Deep learning skills are often portrayed as a dark art. There’s a common misconception that you need a PhD or a high level of technical expertise to use deep learning—and that’s no longer the case.
While deep learning can involve complex algorithms and computational processes, developers and scientists are creating user-friendly applications and high-level methods to help your organization get started with this technology. These developments have made it easier than ever for professionals with basic mathematical aptitude and coding skills to learn and develop deep learning skills.
Your organization can use, adapt, and hone deep neural networks to detect complex data patterns by adjusting parameters in pre-trained networks to find answers to questions at hand with a very high level of accuracy. Below are some real-life deep learning use cases for inspiration on how to get your organization started.
Convolutional neural net (CNN) architectures use a series of filters to trace different transformations in an image. These filters in tandem with a fully connected neural network help the deep learning system predict the probability of an image depicting an item from a given category, like cats, trees, chairs, etc.
The network grows more sophisticated as more images in more categories are fed into it. Once a model is created, by “seeing,” for example, millions of samples in a thousand different categories, it can then be reused and adjusted in different domains. For instance, a pretrained CNN model can have especially useful applications in fields like medicine: by feeding the network MRI images and adjusting its parameters, it is, possible to detect particular disease markers or anomalies.
CNNs also have the potential to help with facial recognition. The detection process might include characteristics like sex and age or emotions like anger and surprise. While facial identification has security uses, it also has useful business applications, including helping firms better target potential customers with personalized ads.
As a second use case, consider recurrent neural nets (RNN) for text and language processing. In RNNs, a neural network has connections that loop back to itself, allowing it to recollect what it has seen before. This is very useful when predicting the next item based on what has occurred previously. Similarly to CNNs, you can train RNNs by feeding the network data sets. In this case, the sets are text-based rather than image-based.
RNN processing helps users analyze the sentiment of a sentence or a block of text. Applications might include enabling an e-commerce firm to review hundreds of customer reviews for similar sentiments or to trawl social media data sets for positive or negative statements.
You can start working with CNNs and RNNs in your own business anytime. It’s now possible to download freely available models that are based around pretrained networks. As a user, you can search the web, find a model that roughly corresponds with your requirements—like image search analysis—and tweak the model to create a more effective match with your business problem.
A great starting place is DAWNBench, a tool that provides a benchmark of CNNs and RNNs. Many RNNs will already have been pretrained by using significant amounts of text in existing databases, such as the written knowledge available freely through Wikipedia. It’s possible to take one of these pretrained models and tweak it for your own business case, such as searching for patterns in a social feed or legal document.

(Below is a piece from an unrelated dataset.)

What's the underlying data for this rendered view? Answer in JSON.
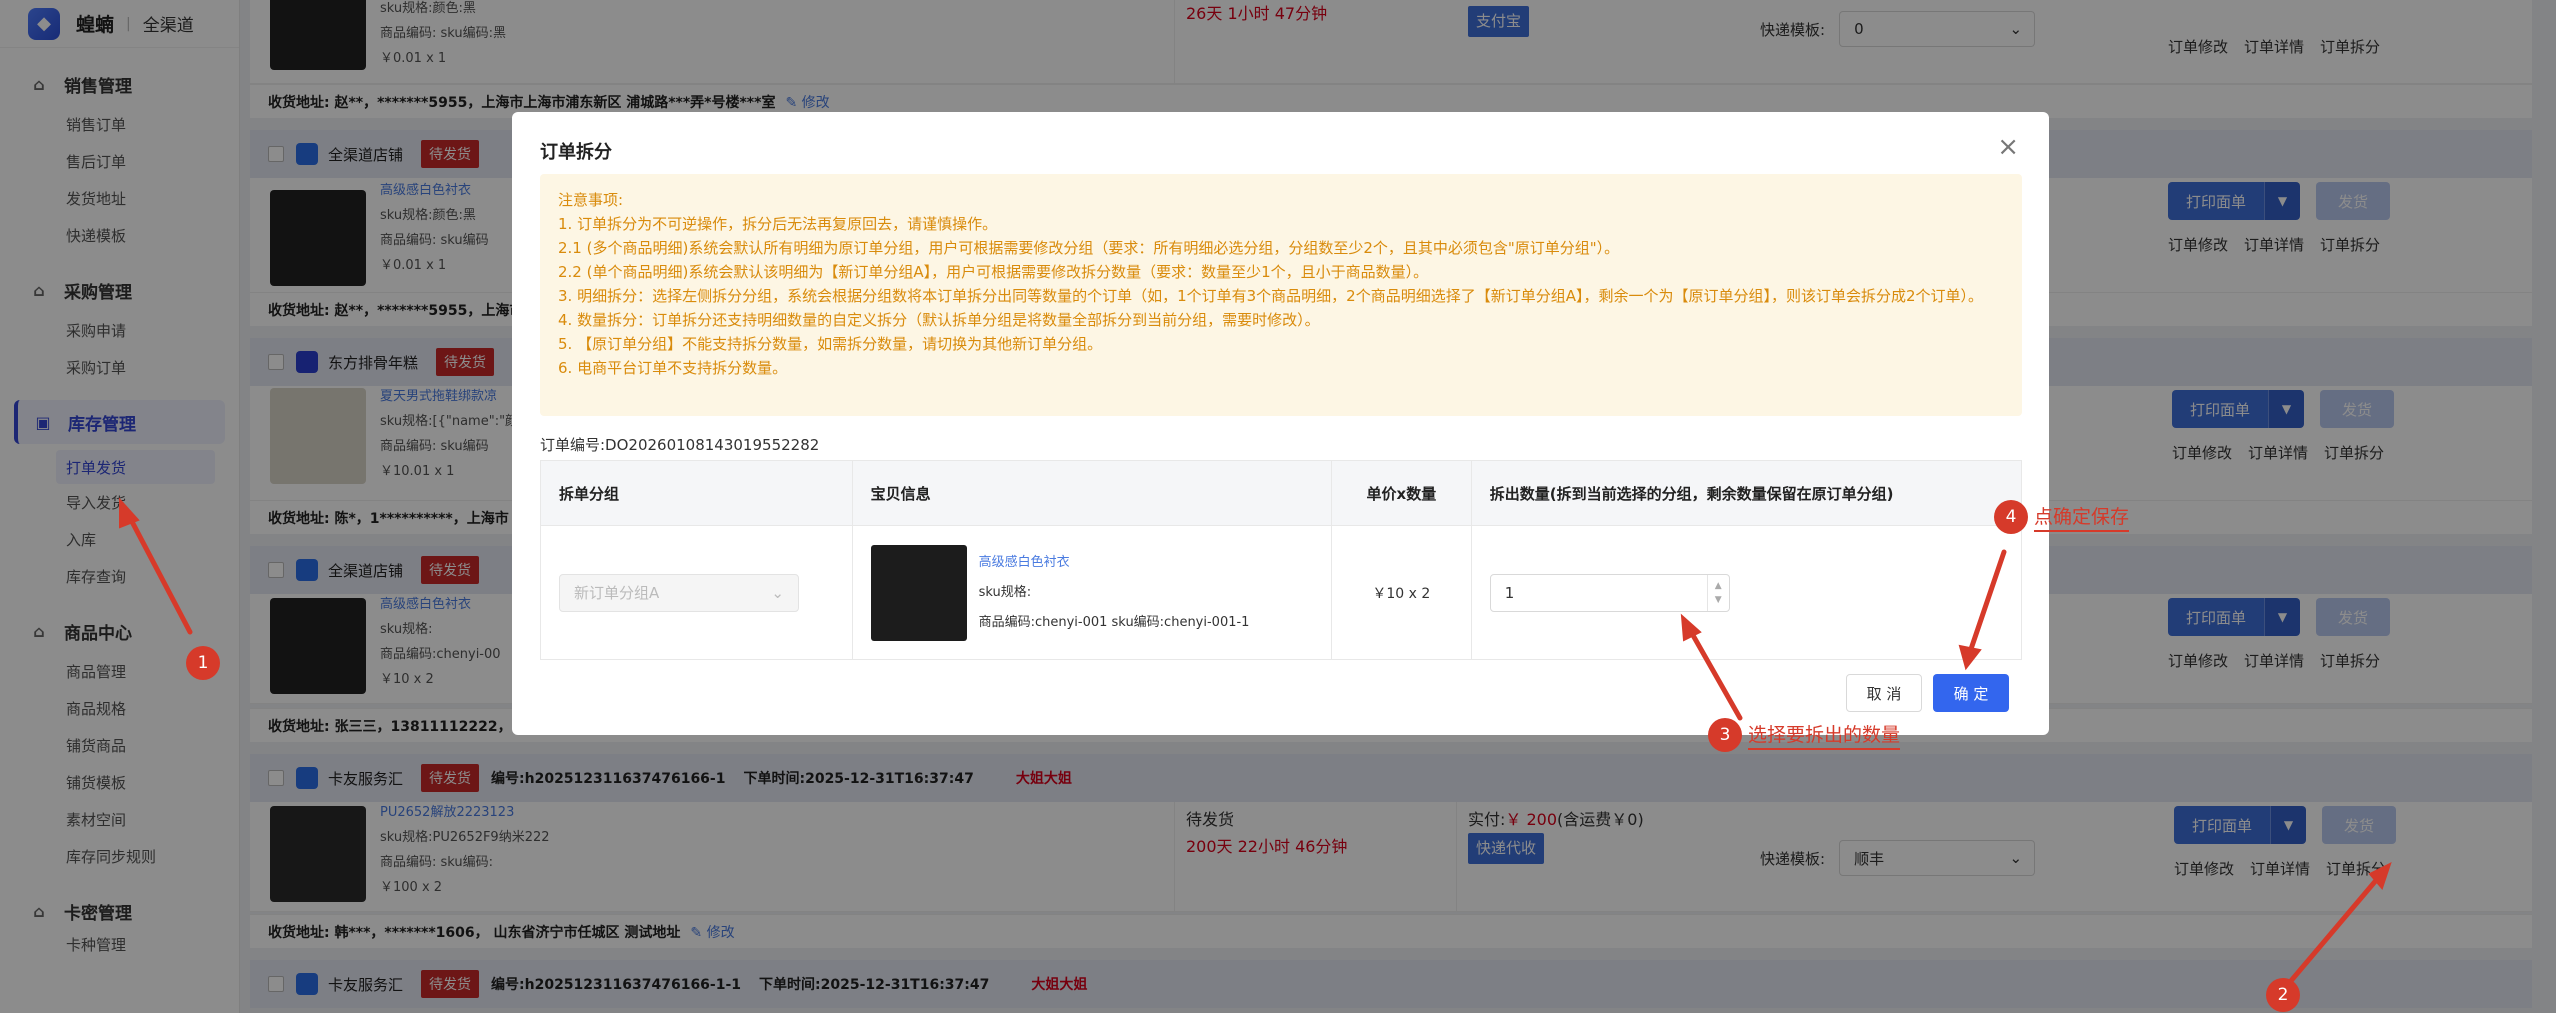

The best part is that many deep learning data models are freely available. That means your users can download the model, adjust the parameters, and then feed the model data. As you adjust the parameters, the deep learning model will specialize for your unique use case. To start this process, you just need to ensure your business has the right supporting infrastructure in place.
Once you’re satisfied with how much your network has learned, the trained network and its associated data set can be pushed to a platform in the cloud or an on-premises data center. Either solution can host the trained model and make it accessible to whoever might want to use it via a web-based application.
Look for a partner with an entire suite of products to help support your deep learning demands. As a growing amount of correctly labeled data is brought into your network, you’ll need a scalable platform that can handle terabytes of information. Start with a common service fabric that allows you to manage, provision, and govern data in a secure fashion.
Your partner should also help you deal with workload and application requirements (like data ingestion, storage, and processing) and compute requirements (like CPU, GPU, and memory). Once your deep learning network has been tested and is ready to roll out, your partner should help you deploy it in your chosen environment, whether that’s cloud, on-premises, or a hybrid of both.
Now is the time to get involved in deep learning. While there’s a great deal of hype surrounding emerging technology, there is still an opportunity for early movers to gain a significant advantage. Even more crucially, there are freely available courses to help your users start building their deep learning skills. Although deep learning might seem complex, it’s easy for interested individuals to use free resources to quickly build a prototype and test its applicability across a range of use cases.
Learn more about how to start applying machine learning and AI in your organization.